Mario Bencomo is one of the artists of the Miami Generation, a loose group of Cuban-American artists who arrived in Miami in the 1960s and early 1970s, studied in the local universities, and emerged in the art milieu in the late-1970s. He is one of few Cuban-American artists who practice abstract painting. Mario Bencomo’s artist statement appears alongside images of his work in the exhibition catalogue, Outside Cuba: Contemporary Cuban Visual Artists. The statement is excerpted from oral histories taken by exhibition co-curators, Inverna Lockpez and Ricardo Viera, in 1986. This traveling exhibition is the first major show of contemporary Cuban artists (with a focus on the art of Cubans living outside of the island since 1959 and specifically Cuban-Americans) since the 1944 Museum of Modern Art exhibition, Modern Cuban Painters, in New York. The exhibition catalogue contains two essays by Cuban-American writers, Ricardo Pau-Llosa and Ileana Fuentes-Perez, numerous artist’s statements, and brief biographies of the forty-eight exhibition artists.

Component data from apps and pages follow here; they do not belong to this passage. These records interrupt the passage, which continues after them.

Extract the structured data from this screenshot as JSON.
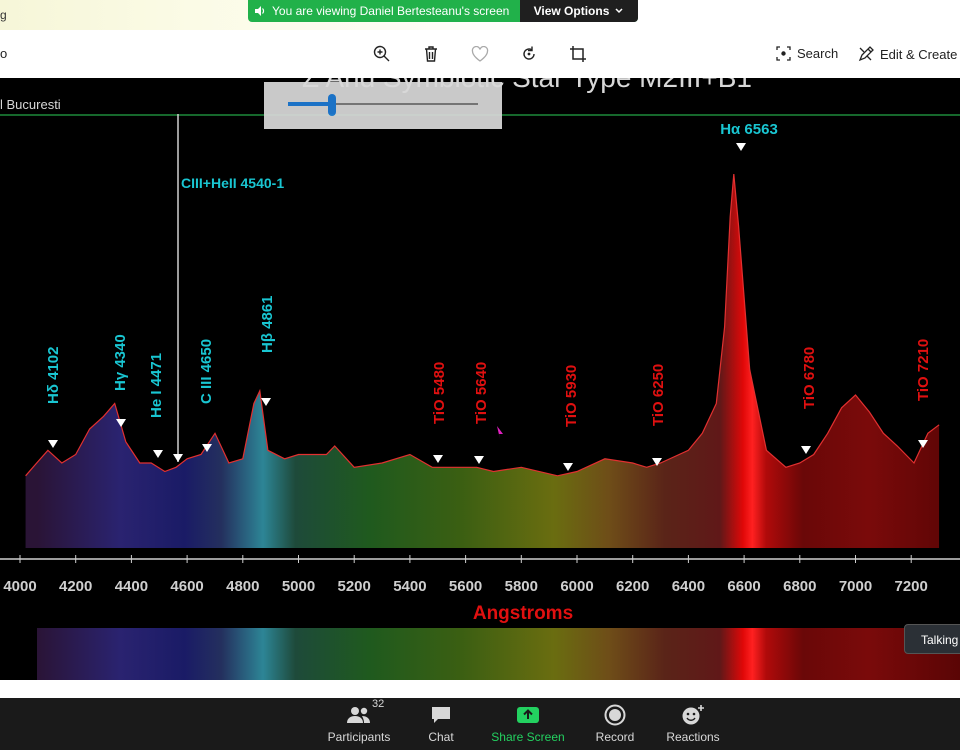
{
  "top_strip": {
    "partial_text": "g",
    "share_banner": "You are viewing Daniel Bertesteanu's screen",
    "view_options": "View Options"
  },
  "toolbar": {
    "left_partial": "o",
    "icons": [
      "zoom-in-icon",
      "delete-icon",
      "favorite-icon",
      "rotate-icon",
      "crop-icon"
    ],
    "search_label": "Search",
    "edit_create_label": "Edit & Create"
  },
  "zoom_slider": {
    "value": 0.23
  },
  "spectrum": {
    "title_partial": "Z And Symbiotic Star Type M2III+B1",
    "observer": "l Bucuresti",
    "x_axis_label": "Angstroms",
    "x_ticks": [
      "4000",
      "4200",
      "4400",
      "4600",
      "4800",
      "5000",
      "5200",
      "5400",
      "5600",
      "5800",
      "6000",
      "6200",
      "6400",
      "6600",
      "6800",
      "7000",
      "7200",
      "7"
    ],
    "marker_line_label": "CIII+HeII 4540-1",
    "peak_label": "Hα 6563",
    "lines_cyan": [
      "Hδ 4102",
      "Hγ 4340",
      "He I 4471",
      "C III 4650",
      "Hβ 4861"
    ],
    "lines_red": [
      "TiO 5480",
      "TiO 5640",
      "TiO 5930",
      "TiO 6250",
      "TiO 6780",
      "TiO 7210"
    ]
  },
  "chart_data": {
    "type": "line",
    "title": "Z And Symbiotic Star Type M2III+B1",
    "xlabel": "Angstroms",
    "ylabel": "",
    "xlim": [
      4000,
      7300
    ],
    "x": [
      4020,
      4060,
      4100,
      4150,
      4200,
      4250,
      4300,
      4340,
      4380,
      4430,
      4471,
      4520,
      4560,
      4600,
      4650,
      4700,
      4750,
      4800,
      4840,
      4861,
      4890,
      4950,
      5000,
      5100,
      5130,
      5200,
      5300,
      5400,
      5480,
      5550,
      5640,
      5700,
      5800,
      5930,
      6000,
      6100,
      6200,
      6250,
      6300,
      6400,
      6450,
      6500,
      6530,
      6550,
      6563,
      6580,
      6620,
      6680,
      6750,
      6800,
      6850,
      6900,
      6950,
      7000,
      7050,
      7100,
      7150,
      7210,
      7260,
      7300
    ],
    "y": [
      0.17,
      0.2,
      0.23,
      0.2,
      0.22,
      0.28,
      0.31,
      0.34,
      0.25,
      0.2,
      0.2,
      0.18,
      0.19,
      0.21,
      0.22,
      0.27,
      0.2,
      0.21,
      0.34,
      0.37,
      0.23,
      0.21,
      0.22,
      0.22,
      0.24,
      0.19,
      0.2,
      0.22,
      0.19,
      0.19,
      0.19,
      0.18,
      0.19,
      0.17,
      0.18,
      0.21,
      0.2,
      0.19,
      0.2,
      0.23,
      0.27,
      0.34,
      0.52,
      0.78,
      0.88,
      0.76,
      0.42,
      0.23,
      0.19,
      0.2,
      0.22,
      0.27,
      0.33,
      0.36,
      0.32,
      0.27,
      0.24,
      0.2,
      0.27,
      0.29
    ]
  },
  "bottom_bar": {
    "participants_count": "32",
    "participants": "Participants",
    "chat": "Chat",
    "share_screen": "Share Screen",
    "record": "Record",
    "reactions": "Reactions",
    "talking": "Talking"
  }
}
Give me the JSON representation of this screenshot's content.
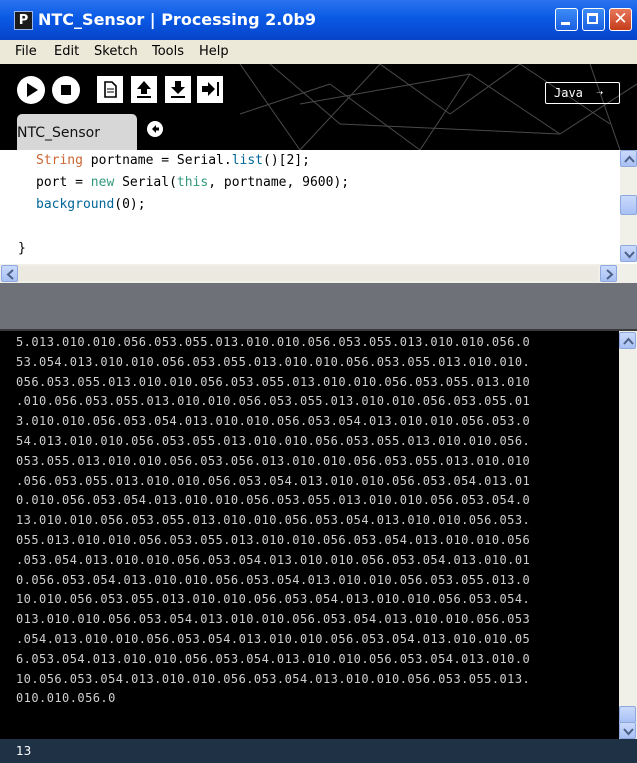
{
  "window": {
    "app_icon_letter": "P",
    "title": "NTC_Sensor | Processing 2.0b9"
  },
  "menu": {
    "items": [
      "File",
      "Edit",
      "Sketch",
      "Tools",
      "Help"
    ]
  },
  "toolbar": {
    "buttons": [
      "run",
      "stop",
      "new",
      "open",
      "save",
      "export"
    ],
    "icons": [
      "play-icon",
      "stop-icon",
      "new-file-icon",
      "open-arrow-up-icon",
      "save-arrow-down-icon",
      "export-arrow-right-icon"
    ],
    "mode_label": "Java",
    "mode_arrow": "➝"
  },
  "tabs": {
    "active_label": "NTC_Sensor"
  },
  "editor": {
    "lines": [
      [
        {
          "t": "String",
          "c": "kw1"
        },
        {
          "t": " portname = Serial.",
          "c": ""
        },
        {
          "t": "list",
          "c": "kw2"
        },
        {
          "t": "()[2];",
          "c": ""
        }
      ],
      [
        {
          "t": "port = ",
          "c": ""
        },
        {
          "t": "new",
          "c": "kw3"
        },
        {
          "t": " Serial(",
          "c": ""
        },
        {
          "t": "this",
          "c": "kw3"
        },
        {
          "t": ", portname, 9600);",
          "c": ""
        }
      ],
      [
        {
          "t": "background",
          "c": "kw2"
        },
        {
          "t": "(0);",
          "c": ""
        }
      ],
      [],
      [
        {
          "t": "}",
          "c": ""
        }
      ]
    ]
  },
  "console": {
    "lines": [
      "5.013.010.010.056.053.055.013.010.010.056.053.055.013.010.010.056.0",
      "53.054.013.010.010.056.053.055.013.010.010.056.053.055.013.010.010.",
      "056.053.055.013.010.010.056.053.055.013.010.010.056.053.055.013.010",
      ".010.056.053.055.013.010.010.056.053.055.013.010.010.056.053.055.01",
      "3.010.010.056.053.054.013.010.010.056.053.054.013.010.010.056.053.0",
      "54.013.010.010.056.053.055.013.010.010.056.053.055.013.010.010.056.",
      "053.055.013.010.010.056.053.056.013.010.010.056.053.055.013.010.010",
      ".056.053.055.013.010.010.056.053.054.013.010.010.056.053.054.013.01",
      "0.010.056.053.054.013.010.010.056.053.055.013.010.010.056.053.054.0",
      "13.010.010.056.053.055.013.010.010.056.053.054.013.010.010.056.053.",
      "055.013.010.010.056.053.055.013.010.010.056.053.054.013.010.010.056",
      ".053.054.013.010.010.056.053.054.013.010.010.056.053.054.013.010.01",
      "0.056.053.054.013.010.010.056.053.054.013.010.010.056.053.055.013.0",
      "10.010.056.053.055.013.010.010.056.053.054.013.010.010.056.053.054.",
      "013.010.010.056.053.054.013.010.010.056.053.054.013.010.010.056.053",
      ".054.013.010.010.056.053.054.013.010.010.056.053.054.013.010.010.05",
      "6.053.054.013.010.010.056.053.054.013.010.010.056.053.054.013.010.0",
      "10.056.053.054.013.010.010.056.053.054.013.010.010.056.053.055.013.",
      "010.010.056.0"
    ]
  },
  "status": {
    "line_number": "13"
  },
  "colors": {
    "titlebar": "#0a5ae6",
    "console_bg": "#000000",
    "console_text": "#cfcfcf",
    "keyword_type": "#cc6633",
    "keyword_function": "#006699",
    "keyword_literal": "#33997e",
    "status_bg": "#1e3145"
  }
}
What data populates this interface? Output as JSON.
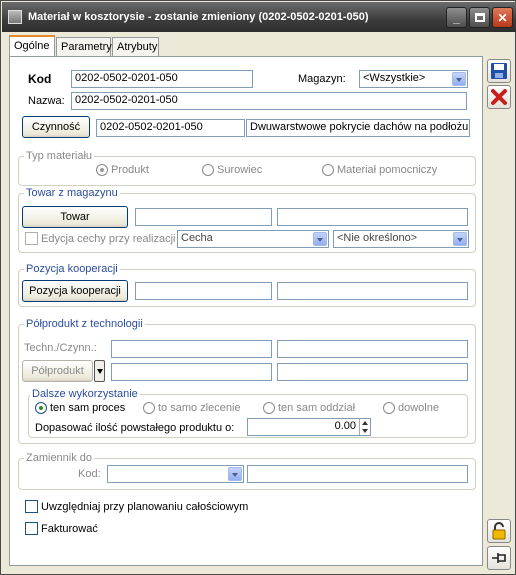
{
  "window": {
    "title": "Materiał w kosztorysie - zostanie zmieniony  (0202-0502-0201-050)"
  },
  "tabs": [
    "Ogólne",
    "Parametry",
    "Atrybuty"
  ],
  "header": {
    "kod_label": "Kod",
    "kod_value": "0202-0502-0201-050",
    "magazyn_label": "Magazyn:",
    "magazyn_value": "<Wszystkie>",
    "nazwa_label": "Nazwa:",
    "nazwa_value": "0202-0502-0201-050",
    "czynnosc_button": "Czynność",
    "czynnosc_code": "0202-0502-0201-050",
    "czynnosc_name": "Dwuwarstwowe pokrycie dachów na podłożu"
  },
  "typ_materialu": {
    "label": "Typ materiału",
    "options": [
      "Produkt",
      "Surowiec",
      "Materiał pomocniczy"
    ],
    "selected": "Produkt"
  },
  "towar_z_magazynu": {
    "label": "Towar z magazynu",
    "button": "Towar",
    "field1": "",
    "field2": "",
    "edycja_label": "Edycja cechy przy realizacji",
    "cecha_value": "Cecha",
    "nie_okreslono_value": "<Nie określono>"
  },
  "pozycja_kooperacji": {
    "label": "Pozycja kooperacji",
    "button": "Pozycja kooperacji",
    "field1": "",
    "field2": ""
  },
  "polprodukt": {
    "label": "Półprodukt z technologii",
    "techn_label": "Techn./Czynn.:",
    "button": "Półprodukt",
    "dalsze": {
      "label": "Dalsze wykorzystanie",
      "options": [
        "ten sam proces",
        "to samo zlecenie",
        "ten sam oddział",
        "dowolne"
      ],
      "selected": "ten sam proces"
    },
    "dopasowac_label": "Dopasować ilość powstałego produktu o:",
    "dopasowac_value": "0.00"
  },
  "zamiennik": {
    "label": "Zamiennik do",
    "kod_label": "Kod:",
    "kod_value": "",
    "field": ""
  },
  "checkboxes": {
    "planowanie_label": "Uwzględniaj przy planowaniu całościowym",
    "fakturowac_label": "Fakturować"
  },
  "colors": {
    "titlebar": "#3c3c3c",
    "group_title": "#2c4d9a",
    "tab_accent": "#e68b2c"
  }
}
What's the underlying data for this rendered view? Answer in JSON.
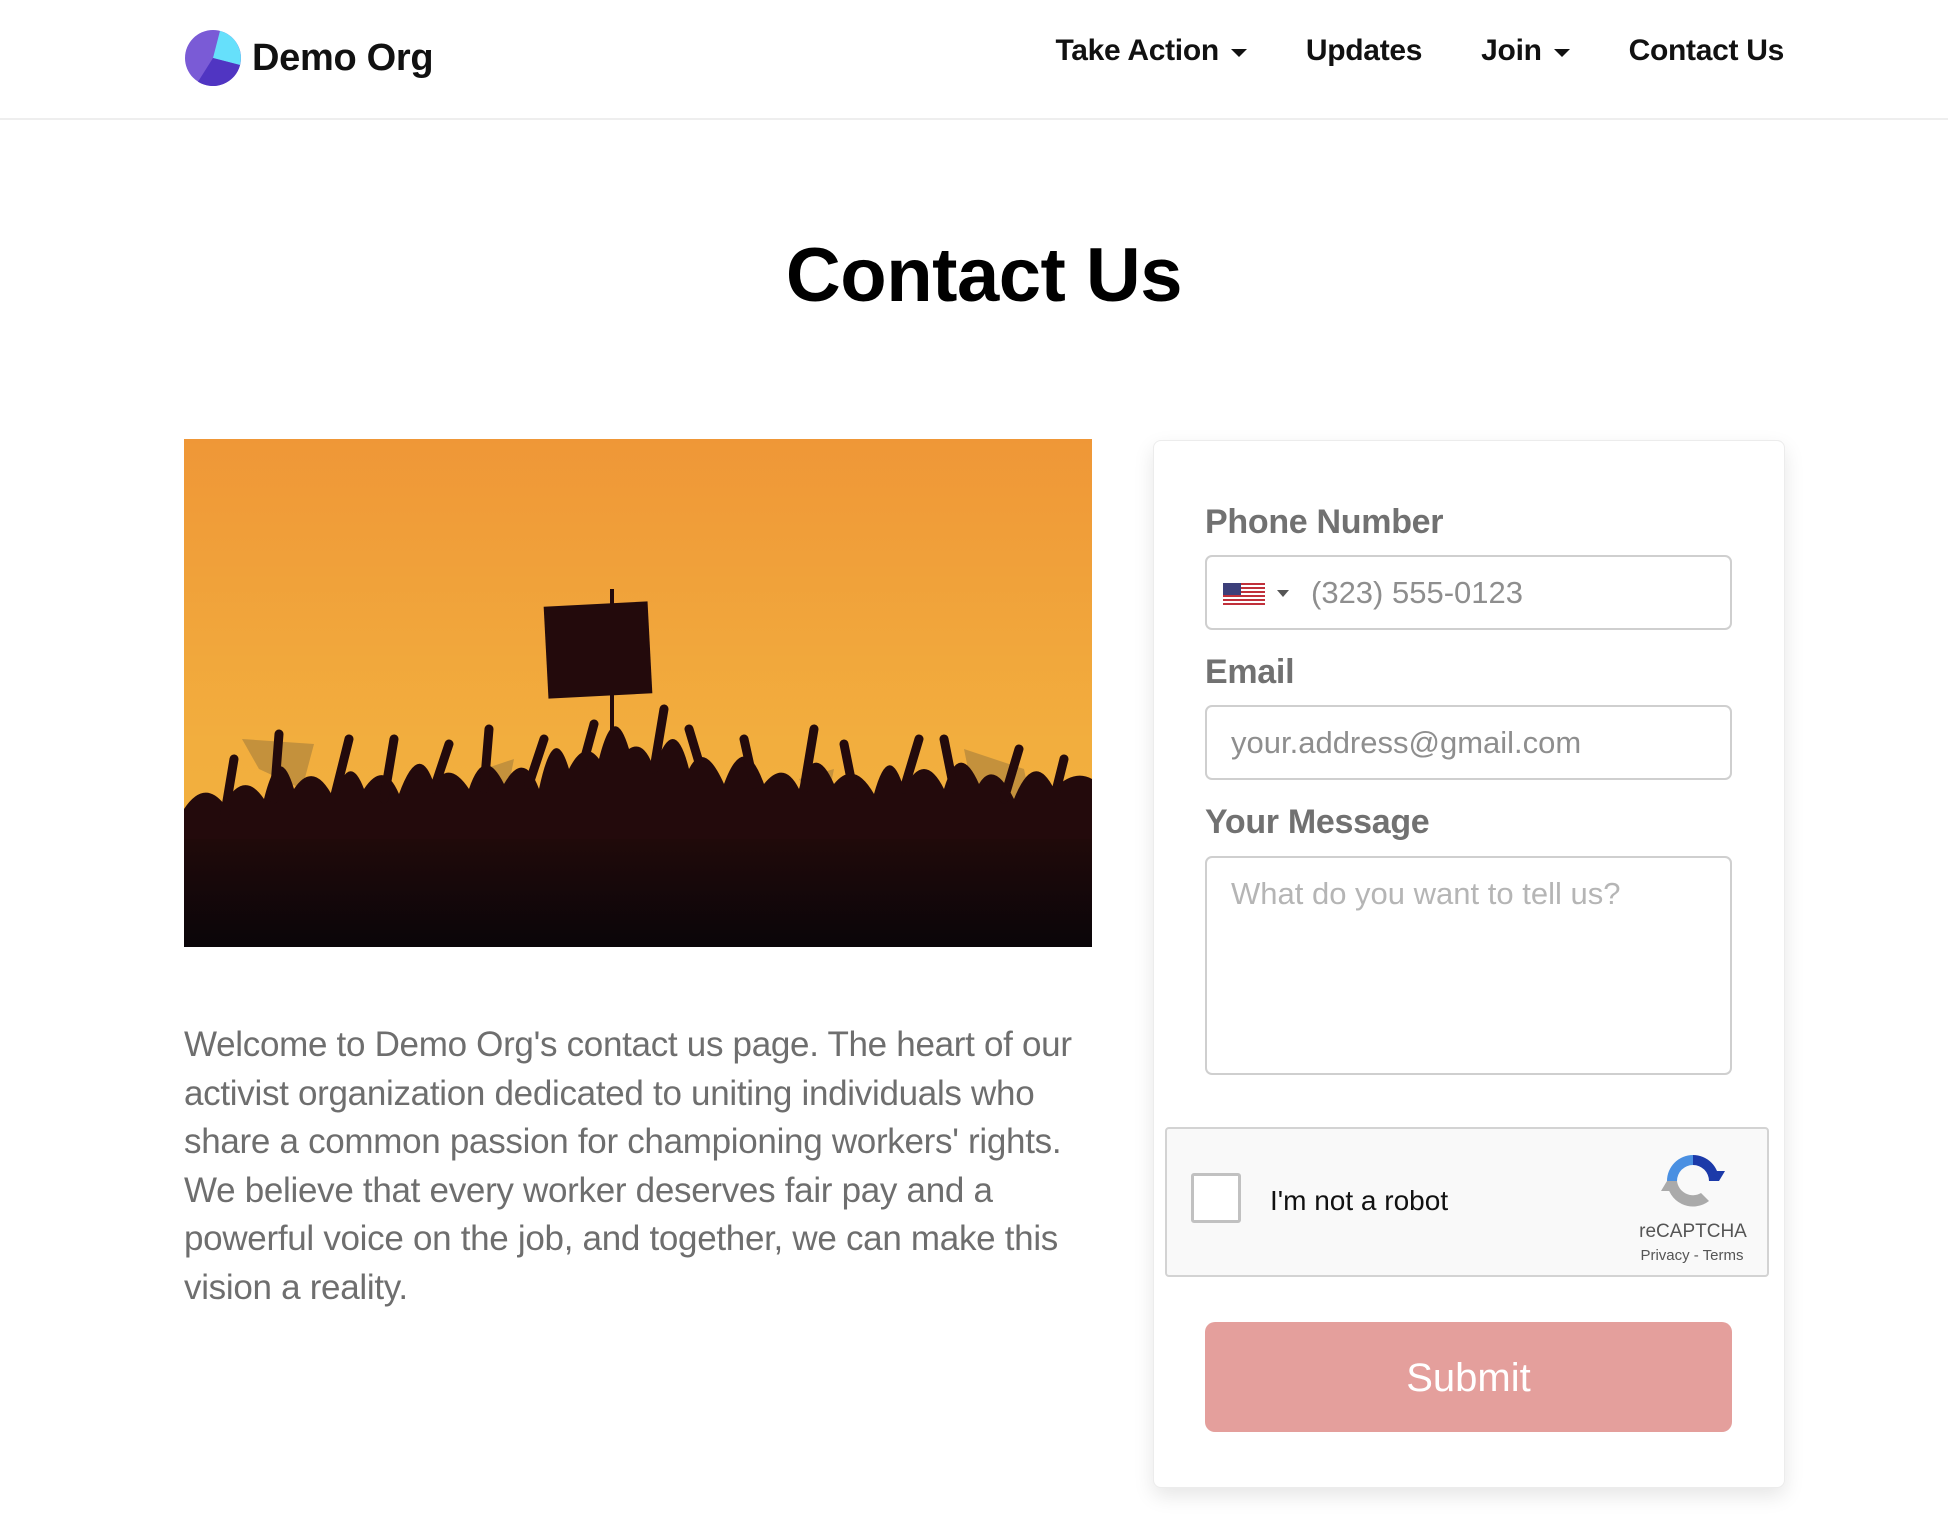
{
  "header": {
    "brand_name": "Demo Org",
    "logo_icon": "pie-logo-icon",
    "nav": [
      {
        "label": "Take Action",
        "has_dropdown": true
      },
      {
        "label": "Updates",
        "has_dropdown": false
      },
      {
        "label": "Join",
        "has_dropdown": true
      },
      {
        "label": "Contact Us",
        "has_dropdown": false
      }
    ]
  },
  "page": {
    "title": "Contact Us",
    "hero_image": "protest-crowd-silhouette",
    "intro": "Welcome to Demo Org's contact us page. The heart of our activist organization dedicated to uniting individuals who share a common passion for championing workers' rights. We believe that every worker deserves fair pay and a powerful voice on the job, and together, we can make this vision a reality."
  },
  "form": {
    "phone": {
      "label": "Phone Number",
      "country_flag": "us-flag-icon",
      "placeholder": "(323) 555-0123"
    },
    "email": {
      "label": "Email",
      "placeholder": "your.address@gmail.com"
    },
    "message": {
      "label": "Your Message",
      "placeholder": "What do you want to tell us?"
    },
    "captcha": {
      "label": "I'm not a robot",
      "brand": "reCAPTCHA",
      "links": "Privacy - Terms",
      "checked": false
    },
    "submit_label": "Submit",
    "submit_color": "#e49f9c"
  }
}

Bencomo was born in Pinar del Rio, Cuba, in 1953. As a youth his parents sent him alone from Cuba to live in Spain. At the age of 14, he left Madrid for the U.S., arriving by himself in New York in 1968 and he reunited with his parents in Miami later on the same year. In 1996 he returns to Cuba for the first time, three decades after he left, visiting Cuba periodically since then. He works in Miami and Montreal. Bencomo is recognized for his use of intense color and the evocation of nature in abstract painting.